    Many Europeans consider the Roma people as troublemakers. It is rare that they cause a violent incident, but their act of theft and that of deception (for their purpose of theft) are considered as the main problems, among others. At least, that is the general impression that many Europeans seem to have about the Roma people. In addition, it is very often that they demand, neither beg nor ask, money to the people in the street and/or especially to the customers at a restaurant, pub, cafe, or the like, for instance. They demand money as such as if to demand money (to the people out there) is their own right. Some of them beg or ask money politely though. It is very often that Romani women carry babies or small children with them when they beg money. That is their appealing technique. Some of these children are their own, while some other children are “borrowed” from their neighbors or friends. Mostly, they earn their income that way. Muost of them are unemployed. It seems that most of them do not have the willingness to get a job. They seem to believe that money begging (or demanding) and theft are their life style. They know that they are discriminated, so that they cannot get a legitimate job.

    However, it is not necessarily that all the Roma people are like that. Some of them have their jobs. It is very often that these Romani people are helping their fellows. Unfortunately, these Romani people who have legitemate jobs are comparatively very few. As mentioned above, most Romani people are daily begging money or stealing someone’s belonging in the street (or at a restaurants, pubs, cafes or other public places).

    The second paragraph from the bottom of the above article describes exactly the contemporary situation of the Romani people: “Romani communities enjoy only a qualified inclusion within European nation states as they are never fully integrated. Over the years, this has translated into a precarious position as second-class citizens. Stereotypes have been perpetuated which fuel the idea that Roma do not really belong and which foster discrimination which restricts Roma access to education, employment, and housing. Witness recent anti-refugee rhetoric in Hungary which has galvanized anti-Roma attitudes. It means that they are particularly vulnerable to the kinds of shocks brought about by the refugee crisis: while the Romaphobic rhetoric escalates, their marginalization intensifies and is normalized.”
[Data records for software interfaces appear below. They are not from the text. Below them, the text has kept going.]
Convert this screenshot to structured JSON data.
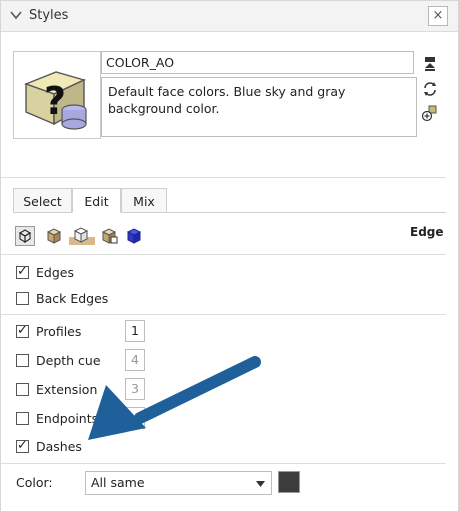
{
  "header": {
    "title": "Styles",
    "close_label": "×"
  },
  "style": {
    "name": "COLOR_AO",
    "description": "Default face colors. Blue sky and gray background color."
  },
  "tabs": [
    {
      "label": "Select"
    },
    {
      "label": "Edit"
    },
    {
      "label": "Mix"
    }
  ],
  "toolbar": {
    "section_label": "Edge"
  },
  "edges": {
    "edges_label": "Edges",
    "back_edges_label": "Back Edges",
    "profiles_label": "Profiles",
    "profiles_value": "1",
    "depth_cue_label": "Depth cue",
    "depth_cue_value": "4",
    "extension_label": "Extension",
    "extension_value": "3",
    "endpoints_label": "Endpoints",
    "dashes_label": "Dashes",
    "check_mark": "✓"
  },
  "color": {
    "label": "Color:",
    "selected": "All same",
    "swatch": "#3c3c3c"
  },
  "colors": {
    "accent_arrow": "#1f5f9a"
  }
}
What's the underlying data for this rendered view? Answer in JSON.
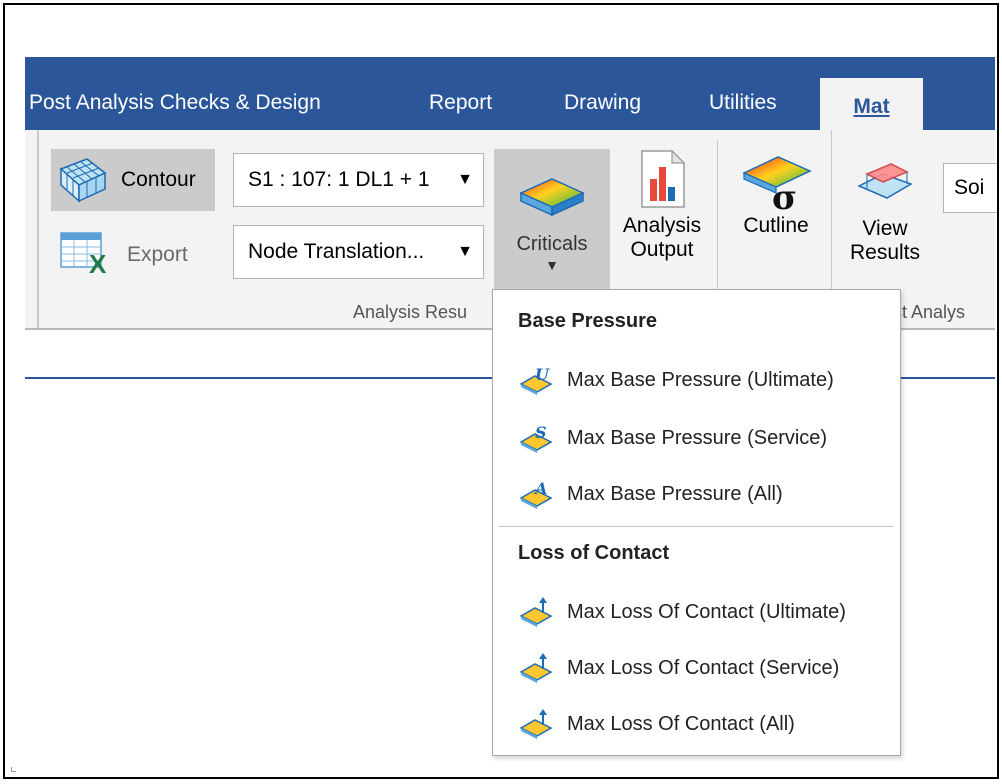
{
  "tabs": [
    {
      "label": "Post Analysis Checks & Design"
    },
    {
      "label": "Report"
    },
    {
      "label": "Drawing"
    },
    {
      "label": "Utilities"
    },
    {
      "label": "Mat",
      "active": true
    }
  ],
  "ribbon": {
    "contour_label": "Contour",
    "export_label": "Export",
    "load_combo_value": "S1 : 107: 1 DL1 + 1",
    "result_type_value": "Node Translation...",
    "criticals_label": "Criticals",
    "analysis_output_label": "Analysis Output",
    "analysis_output_line1": "Analysis",
    "analysis_output_line2": "Output",
    "cutline_label": "Cutline",
    "view_results_line1": "View",
    "view_results_line2": "Results",
    "soil_partial": "Soi",
    "group_analysis_results": "Analysis Resu",
    "group_post_analysis": "st Analys"
  },
  "dropdown": {
    "sections": [
      {
        "header": "Base Pressure",
        "items": [
          {
            "label": "Max Base Pressure (Ultimate)",
            "icon_letter": "U"
          },
          {
            "label": "Max Base Pressure (Service)",
            "icon_letter": "S"
          },
          {
            "label": "Max Base Pressure (All)",
            "icon_letter": "A"
          }
        ]
      },
      {
        "header": "Loss of Contact",
        "items": [
          {
            "label": "Max Loss Of Contact (Ultimate)"
          },
          {
            "label": "Max Loss Of Contact (Service)"
          },
          {
            "label": "Max Loss Of Contact (All)"
          }
        ]
      }
    ]
  },
  "colors": {
    "tab_bar": "#2b579a",
    "ribbon_bg": "#f3f3f3",
    "selected_button": "#cbcbcb",
    "icon_blue": "#1d6ab5"
  }
}
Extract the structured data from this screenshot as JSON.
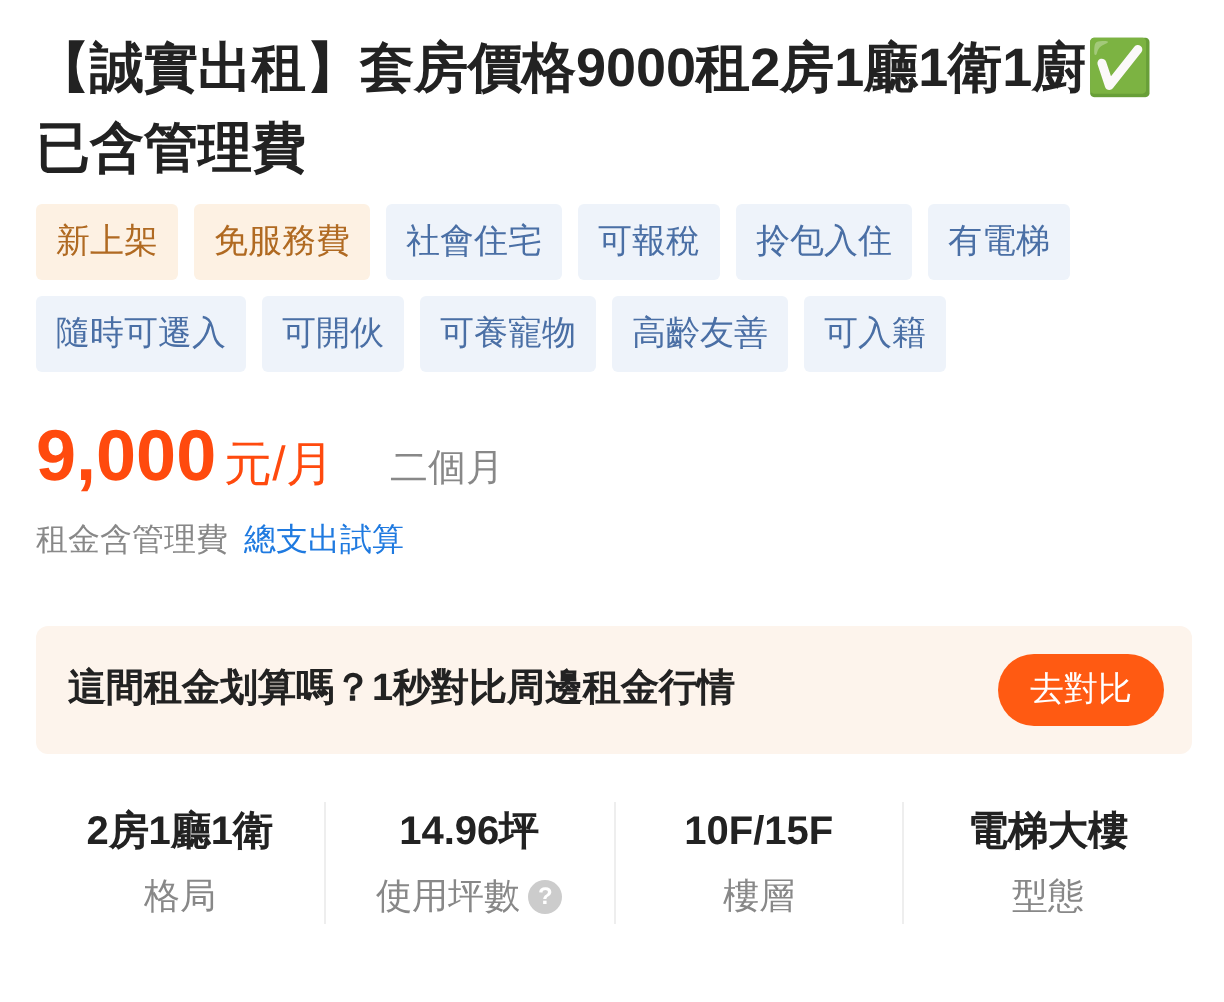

    Neither the anti-Roma attitude nor the Romahobic rhetoric does not solve any problem about the Romani people. It is about time to stop the Romaphobic rhetoric. Instead, start discussing preparation of a comprehensive program of the survival and (re)education for the Romani people by reflecting and respecting the voice of these people. Is that too ideal? No, it is not too ideal at all. The idea that the anti-Roma atttitude and the Romaphobic rhetoric could bring about a solution to the Romani related problems is “too ideal in the very negative sense”. Such idea will surely create more problems, especially to the regions many Romani people are living. In fact, such idea has been implemented for centuries, and proved that the idea and its practice deteriorated, not solve, the Romani related problems. Do we, humans, lack the learning ability? Let’s learn from the past mistakes. Let’s learn from history even if this lesson-learning is bitter and/or unpleasant for us.

    In 1950, the representatives of the international community discussed in Geneva the refugee problems after WWII and drafted the “Convention relating to the Status of Refugees”. This international treaty became the comprehensive model for the following relevant treaties on refugees (although some relevant international treaties on refugees already existed before WWII) and the core of international refugee law. In the 21st Century, how the international community will tackle the Romani related problems that are now century-old?